**Work required:**
Reproduce the records exactly. Leave the pictures out.

**Information given:**
______

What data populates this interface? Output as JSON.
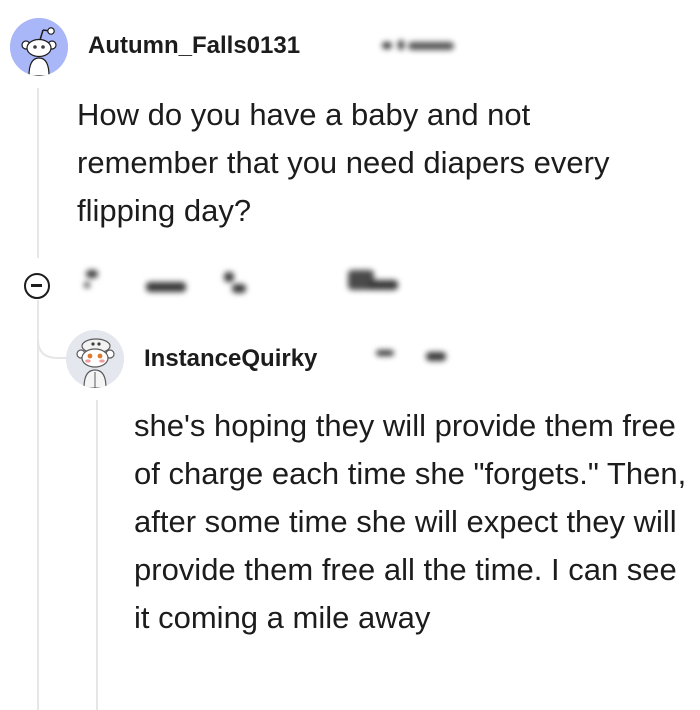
{
  "comment": {
    "username": "Autumn_Falls0131",
    "body": "How do you have a baby and not remember that you need diapers every flipping day?"
  },
  "reply": {
    "username": "InstanceQuirky",
    "body": "she's hoping they will provide them free of charge each time she \"forgets.\" Then, after some time she will expect they will provide them free all the time. I can see it coming a mile away"
  },
  "icons": {
    "collapse": "collapse-icon",
    "avatar_default": "snoo-avatar-icon",
    "avatar_custom": "snoo-custom-avatar-icon"
  },
  "colors": {
    "avatar_bg": "#a9b6f7",
    "thread_line": "#e6e6e6",
    "text": "#1c1c1c"
  }
}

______

**Finished task:**
What data populates this interface? Output as JSON.
{
  "comment": {
    "username": "Autumn_Falls0131",
    "body": "How do you have a baby and not remember that you need diapers every flipping day?"
  },
  "reply": {
    "username": "InstanceQuirky",
    "body": "she's hoping they will provide them free of charge each time she \"forgets.\" Then, after some time she will expect they will provide them free all the time. I can see it coming a mile away"
  },
  "icons": {
    "collapse": "collapse-icon",
    "avatar_default": "snoo-avatar-icon",
    "avatar_custom": "snoo-custom-avatar-icon"
  },
  "colors": {
    "avatar_bg": "#a9b6f7",
    "thread_line": "#e6e6e6",
    "text": "#1c1c1c"
  }
}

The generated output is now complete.